After dispatching my agents and using my own skills I tracked down the last member of the Glory's crew; a werewolf called Lygrass. I approached him in a seedy tavern and found that he was drinking himself into a stupor. No other would approach his table, nor even look at him, and it seemed that the barkeep was providing him bottles for free.
I sat with him and demanded to know what happened aboard the Glory. His answers were evasive as riddles. When I asked him how Gustaf had lost his legs he simply replied 'they wouldn't let go'. When I asked what damaged the ship he claimed 'claws' and he would say no more. I saw his evasion was not caused by his drunkenness. Indeed, his eyes reminded me of Gustaf, and his words began to take on a strangely portentous meaning that I could not identify.

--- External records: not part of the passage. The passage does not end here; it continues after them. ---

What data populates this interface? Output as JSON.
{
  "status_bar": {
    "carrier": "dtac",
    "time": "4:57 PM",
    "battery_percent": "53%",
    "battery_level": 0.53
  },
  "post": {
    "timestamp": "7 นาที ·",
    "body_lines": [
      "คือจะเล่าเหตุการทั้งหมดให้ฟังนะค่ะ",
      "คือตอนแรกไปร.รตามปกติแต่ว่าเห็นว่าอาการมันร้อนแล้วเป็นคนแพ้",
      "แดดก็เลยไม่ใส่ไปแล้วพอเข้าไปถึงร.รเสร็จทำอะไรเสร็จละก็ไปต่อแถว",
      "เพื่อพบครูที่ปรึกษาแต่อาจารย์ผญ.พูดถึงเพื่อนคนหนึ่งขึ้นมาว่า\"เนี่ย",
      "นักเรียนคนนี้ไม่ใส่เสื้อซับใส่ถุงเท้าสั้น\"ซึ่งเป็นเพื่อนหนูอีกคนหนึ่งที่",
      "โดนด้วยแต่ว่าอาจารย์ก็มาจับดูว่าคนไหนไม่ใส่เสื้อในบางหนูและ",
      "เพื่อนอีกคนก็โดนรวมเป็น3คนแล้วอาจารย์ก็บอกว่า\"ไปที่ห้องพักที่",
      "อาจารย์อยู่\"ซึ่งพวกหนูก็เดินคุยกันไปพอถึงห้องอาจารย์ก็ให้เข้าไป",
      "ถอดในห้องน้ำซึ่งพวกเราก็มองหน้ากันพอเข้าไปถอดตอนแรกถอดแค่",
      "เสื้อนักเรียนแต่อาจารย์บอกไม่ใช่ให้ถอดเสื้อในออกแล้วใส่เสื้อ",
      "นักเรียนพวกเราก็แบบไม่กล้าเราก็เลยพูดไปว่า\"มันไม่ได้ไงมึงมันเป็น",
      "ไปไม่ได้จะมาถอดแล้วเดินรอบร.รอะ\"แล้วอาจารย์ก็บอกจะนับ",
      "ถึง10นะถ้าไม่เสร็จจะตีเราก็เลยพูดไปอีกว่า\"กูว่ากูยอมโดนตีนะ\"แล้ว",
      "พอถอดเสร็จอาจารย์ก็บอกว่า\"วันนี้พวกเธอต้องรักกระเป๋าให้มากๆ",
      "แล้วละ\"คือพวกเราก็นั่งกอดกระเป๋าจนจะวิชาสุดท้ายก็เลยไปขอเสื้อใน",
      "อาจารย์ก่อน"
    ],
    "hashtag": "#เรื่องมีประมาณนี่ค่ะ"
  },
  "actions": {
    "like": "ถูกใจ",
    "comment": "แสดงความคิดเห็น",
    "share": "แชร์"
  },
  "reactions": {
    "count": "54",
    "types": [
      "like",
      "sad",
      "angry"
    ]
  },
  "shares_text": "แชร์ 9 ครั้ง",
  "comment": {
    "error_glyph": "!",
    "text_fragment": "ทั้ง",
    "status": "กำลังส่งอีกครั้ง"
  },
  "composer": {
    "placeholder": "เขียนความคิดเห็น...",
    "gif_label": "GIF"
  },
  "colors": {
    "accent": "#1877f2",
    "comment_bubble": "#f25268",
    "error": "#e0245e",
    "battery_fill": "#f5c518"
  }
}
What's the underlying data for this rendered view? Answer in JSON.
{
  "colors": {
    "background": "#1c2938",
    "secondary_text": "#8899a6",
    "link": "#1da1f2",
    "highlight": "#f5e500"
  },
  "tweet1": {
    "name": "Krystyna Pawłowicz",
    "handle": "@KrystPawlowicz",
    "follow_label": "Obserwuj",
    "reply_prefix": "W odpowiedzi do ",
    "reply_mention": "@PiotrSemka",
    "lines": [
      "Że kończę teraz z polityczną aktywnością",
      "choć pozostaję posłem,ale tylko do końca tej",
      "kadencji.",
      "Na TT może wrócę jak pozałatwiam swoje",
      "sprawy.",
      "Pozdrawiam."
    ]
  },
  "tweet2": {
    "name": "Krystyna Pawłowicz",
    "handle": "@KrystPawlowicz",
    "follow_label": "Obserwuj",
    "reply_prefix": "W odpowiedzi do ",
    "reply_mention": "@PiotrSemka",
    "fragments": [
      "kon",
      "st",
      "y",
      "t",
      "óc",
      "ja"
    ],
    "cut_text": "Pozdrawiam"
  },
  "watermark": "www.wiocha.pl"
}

I asked him what happened to the four mutineers. Lygrass shook as if with chill and told me that the thing Gustav brought on board killed them. I asked what this item was, and he refused to say. He told me it had 'sung' to the crew at night, and that the four men had 'become absent' and had to be killed. I pressed him on what happened to this artefact, and Lygrass told me it has crawled overboard when not watched.

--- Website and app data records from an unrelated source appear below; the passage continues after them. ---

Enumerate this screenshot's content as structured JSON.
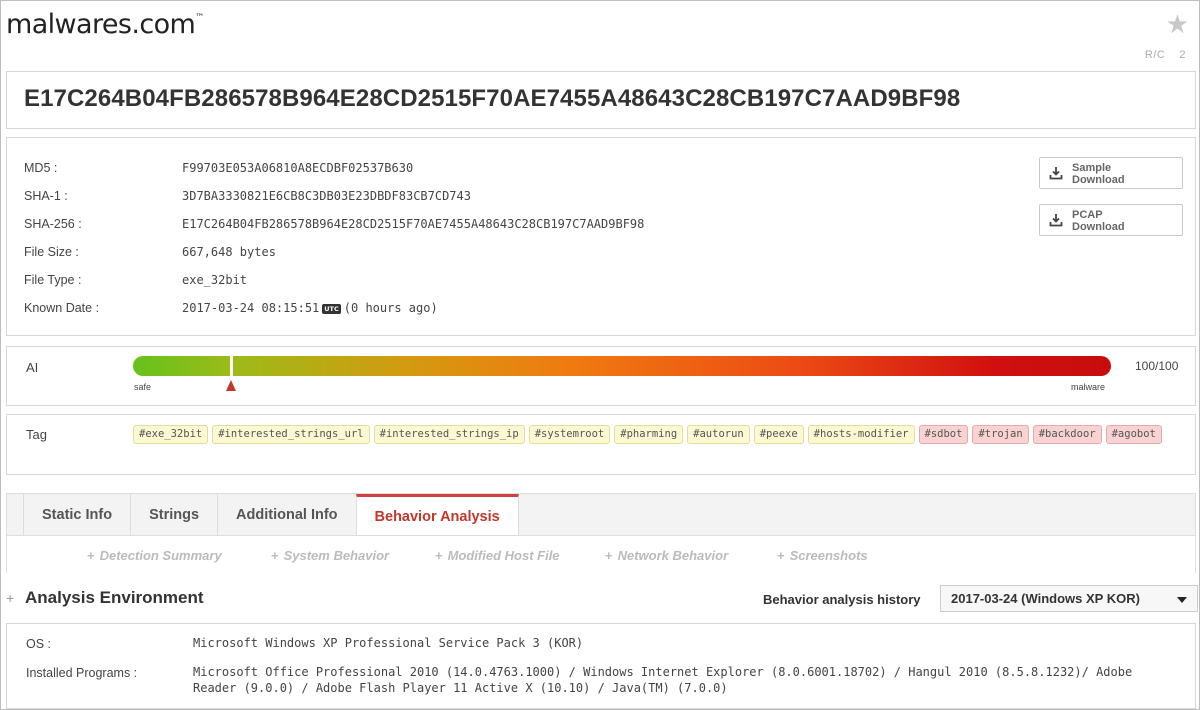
{
  "header": {
    "logo_text": "malwares.com",
    "logo_tm": "™",
    "rc_label": "R/C",
    "rc_count": "2"
  },
  "hash_title": "E17C264B04FB286578B964E28CD2515F70AE7455A48643C28CB197C7AAD9BF98",
  "file_info": [
    {
      "label": "MD5 :",
      "value": "F99703E053A06810A8ECDBF02537B630"
    },
    {
      "label": "SHA-1 :",
      "value": "3D7BA3330821E6CB8C3DB03E23DBDF83CB7CD743"
    },
    {
      "label": "SHA-256 :",
      "value": "E17C264B04FB286578B964E28CD2515F70AE7455A48643C28CB197C7AAD9BF98"
    },
    {
      "label": "File Size :",
      "value": "667,648 bytes"
    },
    {
      "label": "File Type :",
      "value": "exe_32bit"
    },
    {
      "label": "Known Date :",
      "value": "2017-03-24 08:15:51",
      "badge": "UTC",
      "suffix": "(0 hours ago)"
    }
  ],
  "downloads": {
    "sample": {
      "line1": "Sample",
      "line2": "Download",
      "icon": "download-icon"
    },
    "pcap": {
      "line1": "PCAP",
      "line2": "Download",
      "icon": "download-icon"
    }
  },
  "ai": {
    "label": "AI",
    "score": "100/100",
    "marker_fraction": 0.1,
    "low_label": "safe",
    "high_label": "malware"
  },
  "tags": {
    "label": "Tag",
    "items": [
      {
        "text": "#exe_32bit",
        "color": "#fbf8d2"
      },
      {
        "text": "#interested_strings_url",
        "color": "#fbf8d2"
      },
      {
        "text": "#interested_strings_ip",
        "color": "#fbf8d2"
      },
      {
        "text": "#systemroot",
        "color": "#fbf8d2"
      },
      {
        "text": "#pharming",
        "color": "#fbf8d2"
      },
      {
        "text": "#autorun",
        "color": "#fbf8d2"
      },
      {
        "text": "#peexe",
        "color": "#fbf8d2"
      },
      {
        "text": "#hosts-modifier",
        "color": "#fbf8d2"
      },
      {
        "text": "#sdbot",
        "color": "#f9d2d2"
      },
      {
        "text": "#trojan",
        "color": "#f9d2d2"
      },
      {
        "text": "#backdoor",
        "color": "#f9d2d2"
      },
      {
        "text": "#agobot",
        "color": "#f9d2d2"
      }
    ]
  },
  "tabs": [
    {
      "label": "Static Info",
      "active": false
    },
    {
      "label": "Strings",
      "active": false
    },
    {
      "label": "Additional Info",
      "active": false
    },
    {
      "label": "Behavior Analysis",
      "active": true
    }
  ],
  "subtabs": [
    {
      "label": "Detection Summary"
    },
    {
      "label": "System Behavior"
    },
    {
      "label": "Modified Host File"
    },
    {
      "label": "Network Behavior"
    },
    {
      "label": "Screenshots"
    }
  ],
  "environment": {
    "title": "Analysis Environment",
    "history_label": "Behavior analysis history",
    "history_value": "2017-03-24 (Windows XP KOR)",
    "os_label": "OS :",
    "os_value": "Microsoft Windows XP Professional Service Pack 3 (KOR)",
    "programs_label": "Installed Programs :",
    "programs_line1": "Microsoft Office Professional 2010 (14.0.4763.1000) / Windows Internet Explorer (8.0.6001.18702) / Hangul 2010 (8.5.8.1232)/ Adobe",
    "programs_line2": "Reader (9.0.0) / Adobe Flash Player 11 Active X (10.10) / Java(TM) (7.0.0)"
  },
  "colors": {
    "accent": "#c0392b",
    "tag_yellow": "#fbf8d2",
    "tag_red": "#f9d2d2"
  }
}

Finally I asked him if he had ever heard of Player, and he said he had not. I got the feeling this was the first truth he had spoken directly in our meeting. So I pressed further and asked him if he had heard of Xau-Tak.
Lygrass whimpered like a whipped child and placed his glass upon the table. He then launched into a sing-song catechism that ran as follows;
'What carves its hate upon the monolith?'
'Through what do we crawl in silence?'
'What swims the ocean of the dead?'
XAU-TAK! XAU-TAK! XAU-TAK!
He continued shouting that name over and over again, causing the other disreputable characters in the tavern to accost the pair of us. Despite my rank and powers I was unable to prevent Lygrass vanishing under a wave of thrown punches and broken bottles. The other patrons kept shouting for him to shut up, but even to the last he kept on crying out that terrible sound.
Once order was restored I had the brawlers executed and the owner of the bar arrested. Lygrass had been killed in the scrum, and with him went my last chance of discovering the mystery of the Glory. As much as I would like to spend resources investigating the archipelago for answers, more pressing matters call my attention.
The majority of pages after this are blank aside from a single entry containing your date of birth.
Player? Really? Is this the key at last? I must watch and see.